Crime and Punishment
Crime and Punishment
The English policeman (or woman) on the beat who can be asked the way or the time and who will always give a civil answer really does exist.
To a world that is more used to gun-toting law enforcement officers who might know the way to the nearest park but are certainly not about to tell you, the English police person is a curiosity.
Serried ranks of them attend every open air occasion and provide a comforting sense of continuity. They are always on hand everywhere except, as the English observe, when you really need one.
Unlike their European and transatlantic counterparts, they will never fine you on the spot and will seldom use unnecessary violence.
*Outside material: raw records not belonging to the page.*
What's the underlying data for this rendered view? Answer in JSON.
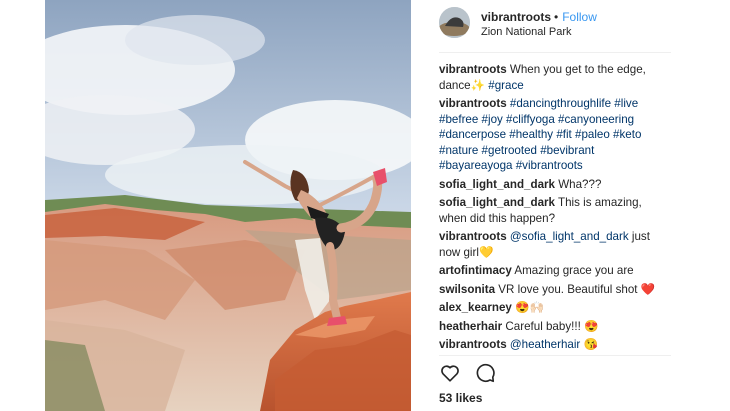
{
  "post": {
    "username": "vibrantroots",
    "separator": "•",
    "follow_label": "Follow",
    "location": "Zion National Park",
    "likes": "53 likes"
  },
  "comments": [
    {
      "user": "vibrantroots",
      "text": "When you get to the edge, dance✨ ",
      "tags": "#grace"
    },
    {
      "user": "vibrantroots",
      "text": "",
      "tags": "#dancingthroughlife #live #befree #joy #cliffyoga #canyoneering #dancerpose #healthy #fit #paleo #keto #nature #getrooted #bevibrant #bayareayoga #vibrantroots"
    },
    {
      "user": "sofia_light_and_dark",
      "text": "Wha???",
      "tags": ""
    },
    {
      "user": "sofia_light_and_dark",
      "text": "This is amazing, when did this happen?",
      "tags": ""
    },
    {
      "user": "vibrantroots",
      "text": "just now girl💛",
      "mention": "@sofia_light_and_dark"
    },
    {
      "user": "artofintimacy",
      "text": "Amazing grace you are",
      "tags": ""
    },
    {
      "user": "swilsonita",
      "text": "VR love you. Beautiful shot ❤️",
      "tags": ""
    },
    {
      "user": "alex_kearney",
      "text": "😍🙌🏻",
      "tags": ""
    },
    {
      "user": "heatherhair",
      "text": "Careful baby!!! 😍",
      "tags": ""
    },
    {
      "user": "vibrantroots",
      "text": "😘",
      "mention": "@heatherhair"
    }
  ],
  "icons": {
    "like": "heart-outline-icon",
    "comment": "speech-bubble-icon"
  },
  "colors": {
    "accent": "#3897f0",
    "hashtag": "#003569",
    "text": "#262626"
  }
}
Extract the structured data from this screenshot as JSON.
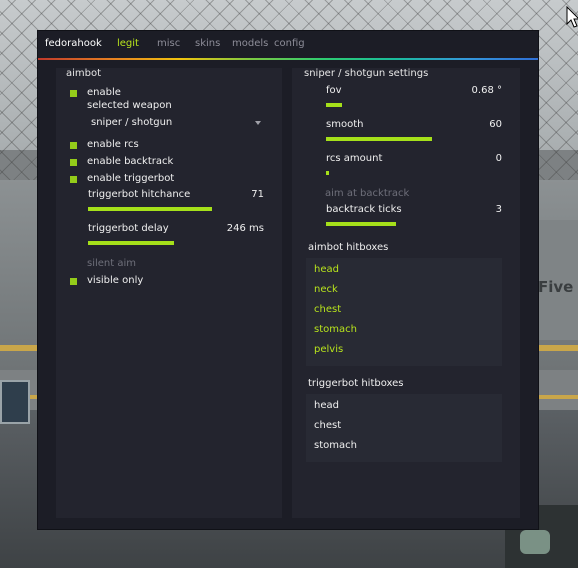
{
  "background": {
    "sign_text": "Five"
  },
  "menu": {
    "brand": "fedorahook",
    "tabs": [
      {
        "label": "legit",
        "active": true
      },
      {
        "label": "misc",
        "active": false
      },
      {
        "label": "skins",
        "active": false
      },
      {
        "label": "models",
        "active": false
      },
      {
        "label": "config",
        "active": false
      }
    ],
    "accent_color": "#b9e51c"
  },
  "aimbot": {
    "title": "aimbot",
    "enable_label": "enable",
    "enable_checked": true,
    "selected_weapon_label": "selected weapon",
    "selected_weapon_value": "sniper / shotgun",
    "rcs_label": "enable rcs",
    "rcs_checked": true,
    "backtrack_label": "enable backtrack",
    "backtrack_checked": true,
    "triggerbot_label": "enable triggerbot",
    "triggerbot_checked": true,
    "hitchance_label": "triggerbot hitchance",
    "hitchance_value": "71",
    "hitchance_fraction": 0.71,
    "delay_label": "triggerbot delay",
    "delay_value": "246 ms",
    "delay_fraction": 0.49,
    "silent_aim_label": "silent aim",
    "silent_aim_enabled": false,
    "visible_only_label": "visible only",
    "visible_only_checked": true
  },
  "weapon_settings": {
    "title": "sniper / shotgun settings",
    "fov_label": "fov",
    "fov_value": "0.68 °",
    "fov_fraction": 0.09,
    "smooth_label": "smooth",
    "smooth_value": "60",
    "smooth_fraction": 0.6,
    "rcs_amount_label": "rcs amount",
    "rcs_amount_value": "0",
    "rcs_amount_fraction": 0.0,
    "aim_at_backtrack_label": "aim at backtrack",
    "aim_at_backtrack_enabled": false,
    "backtrack_ticks_label": "backtrack ticks",
    "backtrack_ticks_value": "3",
    "backtrack_ticks_fraction": 0.4,
    "aimbot_hitboxes_title": "aimbot hitboxes",
    "aimbot_hitboxes": [
      {
        "label": "head",
        "selected": true
      },
      {
        "label": "neck",
        "selected": true
      },
      {
        "label": "chest",
        "selected": true
      },
      {
        "label": "stomach",
        "selected": true
      },
      {
        "label": "pelvis",
        "selected": true
      }
    ],
    "triggerbot_hitboxes_title": "triggerbot hitboxes",
    "triggerbot_hitboxes": [
      {
        "label": "head",
        "selected": false
      },
      {
        "label": "chest",
        "selected": false
      },
      {
        "label": "stomach",
        "selected": false
      }
    ]
  }
}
They will just caution or arrest you and turn up in court to tell the judge and full supporting cast exactly why you should be fined, imprisoned or deported.
The English expect their police to be beyond reproach and are shocked to the core when charges of brutality or corruption come to light, despite the fact that such behaviour is the stuff of many police dramas on television. As far as the English are concerned, life should never imitate art. They seem to have no difficulty accepting the one while rejecting the other and go on to be shocked all over again when yet another ugly truth is revealed.
English prisons are, by common consent, overcrowded and ill-equipped. Prisoners quickly learn what crime is really all about and reformed characters are pretty thin on the ground.
The English are becoming increasingly aware of the shortcomings of their prison system and are looking closely at other countries' practices and performances.
Meanwhile one ex-public schoolboy, imprisoned for fraud, is on record as having observed that his school education turned out to have been a perfect preparation for the rigours of prison life, except that in prison he was marginally more comfortable.
English law, like many aspects of English life, is based on precedence.
Loosely constructed on the principles of right and wrong the system is impenetrable to the average citizen and quite alien to most foreigners.
It is acted out in real-life drama in period costume as the judiciary, the guilty and the innocent juggle with truth and falsehood in a courageous attempt to find either. And then, if a prisoner's guilt is established, to make the punishment fit the crime. It is the proud boast of the English legal system that this sometimes happens.